EXERCISE GOAL: Check every line of the data for the string "icon" and copy the ones that have it.

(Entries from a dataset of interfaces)
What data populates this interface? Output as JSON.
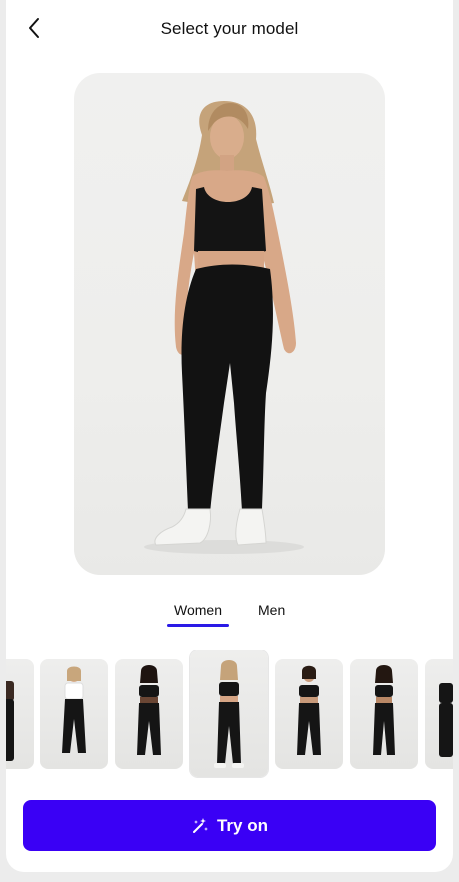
{
  "header": {
    "back_icon": "chevron-left-icon",
    "title": "Select your model"
  },
  "tabs": [
    {
      "label": "Women",
      "selected": true
    },
    {
      "label": "Men",
      "selected": false
    }
  ],
  "thumbnails": {
    "count_visible": 7,
    "selected_index": 3,
    "items": [
      {
        "outfit": "black"
      },
      {
        "outfit": "white-top-black-leggings"
      },
      {
        "outfit": "black"
      },
      {
        "outfit": "black",
        "selected": true
      },
      {
        "outfit": "black"
      },
      {
        "outfit": "black"
      },
      {
        "outfit": "black"
      }
    ]
  },
  "cta": {
    "label": "Try on",
    "icon": "magic-wand-icon",
    "color": "#3a00f5"
  },
  "colors": {
    "accent": "#2a1ae6",
    "background": "#ffffff"
  }
}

RESPONSE TO THIS TASK:
    "back_icon": "chevron-left-icon",
    "icon": "magic-wand-icon",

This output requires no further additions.